Record excerpts
★ ★ ★ ★ ★ ★ ★

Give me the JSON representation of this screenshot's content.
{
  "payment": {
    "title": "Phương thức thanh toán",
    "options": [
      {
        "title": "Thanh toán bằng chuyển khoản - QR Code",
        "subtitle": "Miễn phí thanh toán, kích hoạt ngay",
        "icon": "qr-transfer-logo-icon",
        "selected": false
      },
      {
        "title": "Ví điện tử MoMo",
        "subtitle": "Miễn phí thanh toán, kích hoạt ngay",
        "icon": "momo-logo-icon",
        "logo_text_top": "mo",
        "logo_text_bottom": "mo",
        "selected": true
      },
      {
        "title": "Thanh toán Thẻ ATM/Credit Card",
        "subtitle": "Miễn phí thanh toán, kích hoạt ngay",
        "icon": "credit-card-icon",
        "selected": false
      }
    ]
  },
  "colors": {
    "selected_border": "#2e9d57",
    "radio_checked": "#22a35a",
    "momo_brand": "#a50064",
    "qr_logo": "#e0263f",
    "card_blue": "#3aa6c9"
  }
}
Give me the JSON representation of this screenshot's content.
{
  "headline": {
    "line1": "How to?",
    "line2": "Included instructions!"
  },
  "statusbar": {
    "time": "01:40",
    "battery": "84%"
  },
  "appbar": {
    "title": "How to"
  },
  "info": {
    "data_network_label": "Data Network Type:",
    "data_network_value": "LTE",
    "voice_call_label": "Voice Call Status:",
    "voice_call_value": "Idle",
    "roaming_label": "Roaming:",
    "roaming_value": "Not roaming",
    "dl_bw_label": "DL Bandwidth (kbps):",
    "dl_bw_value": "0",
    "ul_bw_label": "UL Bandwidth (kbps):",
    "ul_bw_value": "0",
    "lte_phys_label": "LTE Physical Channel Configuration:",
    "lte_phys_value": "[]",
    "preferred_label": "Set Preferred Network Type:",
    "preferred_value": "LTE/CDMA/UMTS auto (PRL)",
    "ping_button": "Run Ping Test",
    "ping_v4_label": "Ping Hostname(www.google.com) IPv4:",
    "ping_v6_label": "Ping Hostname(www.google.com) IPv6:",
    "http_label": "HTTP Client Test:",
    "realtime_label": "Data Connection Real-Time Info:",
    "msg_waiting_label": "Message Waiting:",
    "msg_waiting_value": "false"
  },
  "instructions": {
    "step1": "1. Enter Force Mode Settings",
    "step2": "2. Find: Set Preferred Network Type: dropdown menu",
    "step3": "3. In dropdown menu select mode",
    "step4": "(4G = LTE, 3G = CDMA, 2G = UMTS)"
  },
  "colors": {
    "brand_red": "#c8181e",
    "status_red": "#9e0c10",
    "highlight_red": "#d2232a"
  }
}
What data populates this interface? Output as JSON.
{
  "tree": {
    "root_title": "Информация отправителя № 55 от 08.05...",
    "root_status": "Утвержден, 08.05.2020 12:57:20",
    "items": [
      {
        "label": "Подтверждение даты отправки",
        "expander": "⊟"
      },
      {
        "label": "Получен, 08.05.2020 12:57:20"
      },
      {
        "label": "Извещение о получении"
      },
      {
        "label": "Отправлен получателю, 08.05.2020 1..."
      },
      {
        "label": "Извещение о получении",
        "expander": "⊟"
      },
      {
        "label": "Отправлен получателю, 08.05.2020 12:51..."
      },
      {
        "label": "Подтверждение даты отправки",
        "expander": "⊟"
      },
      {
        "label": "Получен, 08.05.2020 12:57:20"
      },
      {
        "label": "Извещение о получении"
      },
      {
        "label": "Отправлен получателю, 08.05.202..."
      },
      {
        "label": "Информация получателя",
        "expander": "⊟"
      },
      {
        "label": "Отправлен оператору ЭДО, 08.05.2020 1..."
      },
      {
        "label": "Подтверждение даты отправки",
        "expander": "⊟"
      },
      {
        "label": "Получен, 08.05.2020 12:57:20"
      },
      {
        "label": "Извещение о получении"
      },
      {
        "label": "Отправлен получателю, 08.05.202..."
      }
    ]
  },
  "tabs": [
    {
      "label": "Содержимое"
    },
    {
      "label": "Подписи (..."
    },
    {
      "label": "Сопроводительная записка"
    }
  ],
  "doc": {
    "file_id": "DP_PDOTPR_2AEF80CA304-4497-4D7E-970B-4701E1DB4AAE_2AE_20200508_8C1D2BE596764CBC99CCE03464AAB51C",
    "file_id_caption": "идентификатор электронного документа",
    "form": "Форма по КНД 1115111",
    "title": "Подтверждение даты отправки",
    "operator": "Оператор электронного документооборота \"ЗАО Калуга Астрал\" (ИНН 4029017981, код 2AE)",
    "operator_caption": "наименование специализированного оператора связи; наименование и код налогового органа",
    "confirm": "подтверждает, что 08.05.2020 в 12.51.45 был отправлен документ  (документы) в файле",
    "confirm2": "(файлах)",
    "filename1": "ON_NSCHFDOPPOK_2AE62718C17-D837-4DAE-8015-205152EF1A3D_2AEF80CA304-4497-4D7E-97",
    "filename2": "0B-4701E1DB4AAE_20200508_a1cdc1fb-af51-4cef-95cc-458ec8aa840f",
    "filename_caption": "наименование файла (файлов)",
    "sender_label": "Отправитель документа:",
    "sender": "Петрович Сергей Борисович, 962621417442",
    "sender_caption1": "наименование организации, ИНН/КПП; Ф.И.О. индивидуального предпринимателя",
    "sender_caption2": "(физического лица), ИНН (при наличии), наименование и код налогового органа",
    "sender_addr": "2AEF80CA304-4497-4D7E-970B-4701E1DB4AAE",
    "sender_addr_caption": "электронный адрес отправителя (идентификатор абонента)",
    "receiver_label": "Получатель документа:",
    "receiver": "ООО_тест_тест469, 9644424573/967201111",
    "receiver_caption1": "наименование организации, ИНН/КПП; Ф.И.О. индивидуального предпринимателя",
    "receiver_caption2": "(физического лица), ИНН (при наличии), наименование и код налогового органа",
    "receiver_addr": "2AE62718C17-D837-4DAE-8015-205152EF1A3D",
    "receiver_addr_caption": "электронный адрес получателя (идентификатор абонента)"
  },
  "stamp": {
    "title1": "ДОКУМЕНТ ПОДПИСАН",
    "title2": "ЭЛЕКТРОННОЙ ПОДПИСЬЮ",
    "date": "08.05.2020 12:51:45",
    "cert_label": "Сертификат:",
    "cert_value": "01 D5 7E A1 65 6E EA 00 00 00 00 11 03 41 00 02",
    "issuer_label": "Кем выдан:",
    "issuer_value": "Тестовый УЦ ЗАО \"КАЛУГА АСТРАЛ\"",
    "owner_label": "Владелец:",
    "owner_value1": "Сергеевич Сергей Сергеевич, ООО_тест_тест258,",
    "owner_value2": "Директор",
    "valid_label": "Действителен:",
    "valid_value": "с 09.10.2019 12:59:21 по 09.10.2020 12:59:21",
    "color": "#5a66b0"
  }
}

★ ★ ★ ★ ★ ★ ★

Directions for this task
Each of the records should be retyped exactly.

Solution for this exercise
Give me the JSON representation of this screenshot's content.
{
  "payment": {
    "title": "Phương thức thanh toán",
    "options": [
      {
        "title": "Thanh toán bằng chuyển khoản - QR Code",
        "subtitle": "Miễn phí thanh toán, kích hoạt ngay",
        "icon": "qr-transfer-logo-icon",
        "selected": false
      },
      {
        "title": "Ví điện tử MoMo",
        "subtitle": "Miễn phí thanh toán, kích hoạt ngay",
        "icon": "momo-logo-icon",
        "logo_text_top": "mo",
        "logo_text_bottom": "mo",
        "selected": true
      },
      {
        "title": "Thanh toán Thẻ ATM/Credit Card",
        "subtitle": "Miễn phí thanh toán, kích hoạt ngay",
        "icon": "credit-card-icon",
        "selected": false
      }
    ]
  },
  "colors": {
    "selected_border": "#2e9d57",
    "radio_checked": "#22a35a",
    "momo_brand": "#a50064",
    "qr_logo": "#e0263f",
    "card_blue": "#3aa6c9"
  }
}
Give me the JSON representation of this screenshot's content.
{
  "headline": {
    "line1": "How to?",
    "line2": "Included instructions!"
  },
  "statusbar": {
    "time": "01:40",
    "battery": "84%"
  },
  "appbar": {
    "title": "How to"
  },
  "info": {
    "data_network_label": "Data Network Type:",
    "data_network_value": "LTE",
    "voice_call_label": "Voice Call Status:",
    "voice_call_value": "Idle",
    "roaming_label": "Roaming:",
    "roaming_value": "Not roaming",
    "dl_bw_label": "DL Bandwidth (kbps):",
    "dl_bw_value": "0",
    "ul_bw_label": "UL Bandwidth (kbps):",
    "ul_bw_value": "0",
    "lte_phys_label": "LTE Physical Channel Configuration:",
    "lte_phys_value": "[]",
    "preferred_label": "Set Preferred Network Type:",
    "preferred_value": "LTE/CDMA/UMTS auto (PRL)",
    "ping_button": "Run Ping Test",
    "ping_v4_label": "Ping Hostname(www.google.com) IPv4:",
    "ping_v6_label": "Ping Hostname(www.google.com) IPv6:",
    "http_label": "HTTP Client Test:",
    "realtime_label": "Data Connection Real-Time Info:",
    "msg_waiting_label": "Message Waiting:",
    "msg_waiting_value": "false"
  },
  "instructions": {
    "step1": "1. Enter Force Mode Settings",
    "step2": "2. Find: Set Preferred Network Type: dropdown menu",
    "step3": "3. In dropdown menu select mode",
    "step4": "(4G = LTE, 3G = CDMA, 2G = UMTS)"
  },
  "colors": {
    "brand_red": "#c8181e",
    "status_red": "#9e0c10",
    "highlight_red": "#d2232a"
  }
}
What data populates this interface? Output as JSON.
{
  "tree": {
    "root_title": "Информация отправителя № 55 от 08.05...",
    "root_status": "Утвержден, 08.05.2020 12:57:20",
    "items": [
      {
        "label": "Подтверждение даты отправки",
        "expander": "⊟"
      },
      {
        "label": "Получен, 08.05.2020 12:57:20"
      },
      {
        "label": "Извещение о получении"
      },
      {
        "label": "Отправлен получателю, 08.05.2020 1..."
      },
      {
        "label": "Извещение о получении",
        "expander": "⊟"
      },
      {
        "label": "Отправлен получателю, 08.05.2020 12:51..."
      },
      {
        "label": "Подтверждение даты отправки",
        "expander": "⊟"
      },
      {
        "label": "Получен, 08.05.2020 12:57:20"
      },
      {
        "label": "Извещение о получении"
      },
      {
        "label": "Отправлен получателю, 08.05.202..."
      },
      {
        "label": "Информация получателя",
        "expander": "⊟"
      },
      {
        "label": "Отправлен оператору ЭДО, 08.05.2020 1..."
      },
      {
        "label": "Подтверждение даты отправки",
        "expander": "⊟"
      },
      {
        "label": "Получен, 08.05.2020 12:57:20"
      },
      {
        "label": "Извещение о получении"
      },
      {
        "label": "Отправлен получателю, 08.05.202..."
      }
    ]
  },
  "tabs": [
    {
      "label": "Содержимое"
    },
    {
      "label": "Подписи (..."
    },
    {
      "label": "Сопроводительная записка"
    }
  ],
  "doc": {
    "file_id": "DP_PDOTPR_2AEF80CA304-4497-4D7E-970B-4701E1DB4AAE_2AE_20200508_8C1D2BE596764CBC99CCE03464AAB51C",
    "file_id_caption": "идентификатор электронного документа",
    "form": "Форма по КНД 1115111",
    "title": "Подтверждение даты отправки",
    "operator": "Оператор электронного документооборота \"ЗАО Калуга Астрал\" (ИНН 4029017981, код 2AE)",
    "operator_caption": "наименование специализированного оператора связи; наименование и код налогового органа",
    "confirm": "подтверждает, что 08.05.2020 в 12.51.45 был отправлен документ  (документы) в файле",
    "confirm2": "(файлах)",
    "filename1": "ON_NSCHFDOPPOK_2AE62718C17-D837-4DAE-8015-205152EF1A3D_2AEF80CA304-4497-4D7E-97",
    "filename2": "0B-4701E1DB4AAE_20200508_a1cdc1fb-af51-4cef-95cc-458ec8aa840f",
    "filename_caption": "наименование файла (файлов)",
    "sender_label": "Отправитель документа:",
    "sender": "Петрович Сергей Борисович, 962621417442",
    "sender_caption1": "наименование организации, ИНН/КПП; Ф.И.О. индивидуального предпринимателя",
    "sender_caption2": "(физического лица), ИНН (при наличии), наименование и код налогового органа",
    "sender_addr": "2AEF80CA304-4497-4D7E-970B-4701E1DB4AAE",
    "sender_addr_caption": "электронный адрес отправителя (идентификатор абонента)",
    "receiver_label": "Получатель документа:",
    "receiver": "ООО_тест_тест469, 9644424573/967201111",
    "receiver_caption1": "наименование организации, ИНН/КПП; Ф.И.О. индивидуального предпринимателя",
    "receiver_caption2": "(физического лица), ИНН (при наличии), наименование и код налогового органа",
    "receiver_addr": "2AE62718C17-D837-4DAE-8015-205152EF1A3D",
    "receiver_addr_caption": "электронный адрес получателя (идентификатор абонента)"
  },
  "stamp": {
    "title1": "ДОКУМЕНТ ПОДПИСАН",
    "title2": "ЭЛЕКТРОННОЙ ПОДПИСЬЮ",
    "date": "08.05.2020 12:51:45",
    "cert_label": "Сертификат:",
    "cert_value": "01 D5 7E A1 65 6E EA 00 00 00 00 11 03 41 00 02",
    "issuer_label": "Кем выдан:",
    "issuer_value": "Тестовый УЦ ЗАО \"КАЛУГА АСТРАЛ\"",
    "owner_label": "Владелец:",
    "owner_value1": "Сергеевич Сергей Сергеевич, ООО_тест_тест258,",
    "owner_value2": "Директор",
    "valid_label": "Действителен:",
    "valid_value": "с 09.10.2019 12:59:21 по 09.10.2020 12:59:21",
    "color": "#5a66b0"
  }
}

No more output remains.